■ **TASK DETAILS**
Line by line, copy the records below exactly.

■ **MATERIAL PROVIDED**
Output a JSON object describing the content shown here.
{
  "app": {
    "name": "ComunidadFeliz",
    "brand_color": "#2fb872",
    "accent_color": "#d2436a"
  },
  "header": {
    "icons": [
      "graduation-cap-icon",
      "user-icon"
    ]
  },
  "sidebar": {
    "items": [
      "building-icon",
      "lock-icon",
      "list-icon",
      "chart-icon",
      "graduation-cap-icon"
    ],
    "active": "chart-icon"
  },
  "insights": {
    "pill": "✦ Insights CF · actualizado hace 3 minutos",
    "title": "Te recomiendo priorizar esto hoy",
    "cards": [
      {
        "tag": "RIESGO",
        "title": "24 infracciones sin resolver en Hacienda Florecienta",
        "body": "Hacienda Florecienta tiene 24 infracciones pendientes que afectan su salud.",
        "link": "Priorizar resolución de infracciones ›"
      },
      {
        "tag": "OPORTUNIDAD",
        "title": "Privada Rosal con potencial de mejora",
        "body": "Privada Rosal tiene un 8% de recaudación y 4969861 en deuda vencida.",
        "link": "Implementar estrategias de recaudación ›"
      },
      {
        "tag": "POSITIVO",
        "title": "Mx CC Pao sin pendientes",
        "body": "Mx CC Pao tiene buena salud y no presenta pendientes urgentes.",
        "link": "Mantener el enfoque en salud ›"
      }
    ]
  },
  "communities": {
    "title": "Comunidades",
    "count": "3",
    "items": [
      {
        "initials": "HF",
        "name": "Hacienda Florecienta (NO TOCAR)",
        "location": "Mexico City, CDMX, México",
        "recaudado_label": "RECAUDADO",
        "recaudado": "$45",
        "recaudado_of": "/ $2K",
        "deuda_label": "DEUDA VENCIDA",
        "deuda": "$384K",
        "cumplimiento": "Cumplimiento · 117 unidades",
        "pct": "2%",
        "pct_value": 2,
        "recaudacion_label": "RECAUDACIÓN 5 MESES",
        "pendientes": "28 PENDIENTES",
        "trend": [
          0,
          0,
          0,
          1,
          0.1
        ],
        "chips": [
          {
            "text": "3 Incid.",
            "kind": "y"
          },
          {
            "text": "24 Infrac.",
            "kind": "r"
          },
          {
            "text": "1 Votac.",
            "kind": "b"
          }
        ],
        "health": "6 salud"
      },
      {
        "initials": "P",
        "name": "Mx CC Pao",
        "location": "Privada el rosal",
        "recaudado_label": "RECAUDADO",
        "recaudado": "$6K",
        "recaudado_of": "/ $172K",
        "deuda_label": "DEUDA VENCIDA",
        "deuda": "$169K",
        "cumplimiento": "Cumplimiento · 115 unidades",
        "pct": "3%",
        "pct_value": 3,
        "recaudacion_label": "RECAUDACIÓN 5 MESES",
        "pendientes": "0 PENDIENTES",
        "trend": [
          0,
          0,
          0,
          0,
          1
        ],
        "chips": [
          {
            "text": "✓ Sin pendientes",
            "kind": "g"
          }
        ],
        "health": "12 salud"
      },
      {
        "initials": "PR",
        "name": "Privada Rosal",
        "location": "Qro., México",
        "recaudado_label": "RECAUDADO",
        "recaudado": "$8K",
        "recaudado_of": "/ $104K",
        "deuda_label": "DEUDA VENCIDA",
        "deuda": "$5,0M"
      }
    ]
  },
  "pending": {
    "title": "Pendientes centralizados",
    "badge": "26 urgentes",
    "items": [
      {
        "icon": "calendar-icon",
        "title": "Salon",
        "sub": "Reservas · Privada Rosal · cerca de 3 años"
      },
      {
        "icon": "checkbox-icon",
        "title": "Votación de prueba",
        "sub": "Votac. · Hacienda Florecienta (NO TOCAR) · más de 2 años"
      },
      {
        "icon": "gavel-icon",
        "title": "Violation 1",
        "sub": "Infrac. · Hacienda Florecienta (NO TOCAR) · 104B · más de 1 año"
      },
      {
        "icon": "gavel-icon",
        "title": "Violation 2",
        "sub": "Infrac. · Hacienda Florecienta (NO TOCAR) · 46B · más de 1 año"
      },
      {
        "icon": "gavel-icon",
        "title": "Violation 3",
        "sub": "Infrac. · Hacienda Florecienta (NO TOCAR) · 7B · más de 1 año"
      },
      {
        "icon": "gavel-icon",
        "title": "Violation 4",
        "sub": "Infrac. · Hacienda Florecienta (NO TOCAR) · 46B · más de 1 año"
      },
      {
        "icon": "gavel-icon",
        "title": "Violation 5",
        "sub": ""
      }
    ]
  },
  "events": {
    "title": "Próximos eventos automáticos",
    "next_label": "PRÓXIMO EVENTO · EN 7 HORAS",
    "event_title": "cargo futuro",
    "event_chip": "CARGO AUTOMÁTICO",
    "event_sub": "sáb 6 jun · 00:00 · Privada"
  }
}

■ **ANSWER BOX**
Output a JSON object describing the content shown here.
{
  "app": {
    "name": "ComunidadFeliz",
    "brand_color": "#2fb872",
    "accent_color": "#d2436a"
  },
  "header": {
    "icons": [
      "graduation-cap-icon",
      "user-icon"
    ]
  },
  "sidebar": {
    "items": [
      "building-icon",
      "lock-icon",
      "list-icon",
      "chart-icon",
      "graduation-cap-icon"
    ],
    "active": "chart-icon"
  },
  "insights": {
    "pill": "✦ Insights CF · actualizado hace 3 minutos",
    "title": "Te recomiendo priorizar esto hoy",
    "cards": [
      {
        "tag": "RIESGO",
        "title": "24 infracciones sin resolver en Hacienda Florecienta",
        "body": "Hacienda Florecienta tiene 24 infracciones pendientes que afectan su salud.",
        "link": "Priorizar resolución de infracciones ›"
      },
      {
        "tag": "OPORTUNIDAD",
        "title": "Privada Rosal con potencial de mejora",
        "body": "Privada Rosal tiene un 8% de recaudación y 4969861 en deuda vencida.",
        "link": "Implementar estrategias de recaudación ›"
      },
      {
        "tag": "POSITIVO",
        "title": "Mx CC Pao sin pendientes",
        "body": "Mx CC Pao tiene buena salud y no presenta pendientes urgentes.",
        "link": "Mantener el enfoque en salud ›"
      }
    ]
  },
  "communities": {
    "title": "Comunidades",
    "count": "3",
    "items": [
      {
        "initials": "HF",
        "name": "Hacienda Florecienta (NO TOCAR)",
        "location": "Mexico City, CDMX, México",
        "recaudado_label": "RECAUDADO",
        "recaudado": "$45",
        "recaudado_of": "/ $2K",
        "deuda_label": "DEUDA VENCIDA",
        "deuda": "$384K",
        "cumplimiento": "Cumplimiento · 117 unidades",
        "pct": "2%",
        "pct_value": 2,
        "recaudacion_label": "RECAUDACIÓN 5 MESES",
        "pendientes": "28 PENDIENTES",
        "trend": [
          0,
          0,
          0,
          1,
          0.1
        ],
        "chips": [
          {
            "text": "3 Incid.",
            "kind": "y"
          },
          {
            "text": "24 Infrac.",
            "kind": "r"
          },
          {
            "text": "1 Votac.",
            "kind": "b"
          }
        ],
        "health": "6 salud"
      },
      {
        "initials": "P",
        "name": "Mx CC Pao",
        "location": "Privada el rosal",
        "recaudado_label": "RECAUDADO",
        "recaudado": "$6K",
        "recaudado_of": "/ $172K",
        "deuda_label": "DEUDA VENCIDA",
        "deuda": "$169K",
        "cumplimiento": "Cumplimiento · 115 unidades",
        "pct": "3%",
        "pct_value": 3,
        "recaudacion_label": "RECAUDACIÓN 5 MESES",
        "pendientes": "0 PENDIENTES",
        "trend": [
          0,
          0,
          0,
          0,
          1
        ],
        "chips": [
          {
            "text": "✓ Sin pendientes",
            "kind": "g"
          }
        ],
        "health": "12 salud"
      },
      {
        "initials": "PR",
        "name": "Privada Rosal",
        "location": "Qro., México",
        "recaudado_label": "RECAUDADO",
        "recaudado": "$8K",
        "recaudado_of": "/ $104K",
        "deuda_label": "DEUDA VENCIDA",
        "deuda": "$5,0M"
      }
    ]
  },
  "pending": {
    "title": "Pendientes centralizados",
    "badge": "26 urgentes",
    "items": [
      {
        "icon": "calendar-icon",
        "title": "Salon",
        "sub": "Reservas · Privada Rosal · cerca de 3 años"
      },
      {
        "icon": "checkbox-icon",
        "title": "Votación de prueba",
        "sub": "Votac. · Hacienda Florecienta (NO TOCAR) · más de 2 años"
      },
      {
        "icon": "gavel-icon",
        "title": "Violation 1",
        "sub": "Infrac. · Hacienda Florecienta (NO TOCAR) · 104B · más de 1 año"
      },
      {
        "icon": "gavel-icon",
        "title": "Violation 2",
        "sub": "Infrac. · Hacienda Florecienta (NO TOCAR) · 46B · más de 1 año"
      },
      {
        "icon": "gavel-icon",
        "title": "Violation 3",
        "sub": "Infrac. · Hacienda Florecienta (NO TOCAR) · 7B · más de 1 año"
      },
      {
        "icon": "gavel-icon",
        "title": "Violation 4",
        "sub": "Infrac. · Hacienda Florecienta (NO TOCAR) · 46B · más de 1 año"
      },
      {
        "icon": "gavel-icon",
        "title": "Violation 5",
        "sub": ""
      }
    ]
  },
  "events": {
    "title": "Próximos eventos automáticos",
    "next_label": "PRÓXIMO EVENTO · EN 7 HORAS",
    "event_title": "cargo futuro",
    "event_chip": "CARGO AUTOMÁTICO",
    "event_sub": "sáb 6 jun · 00:00 · Privada"
  }
}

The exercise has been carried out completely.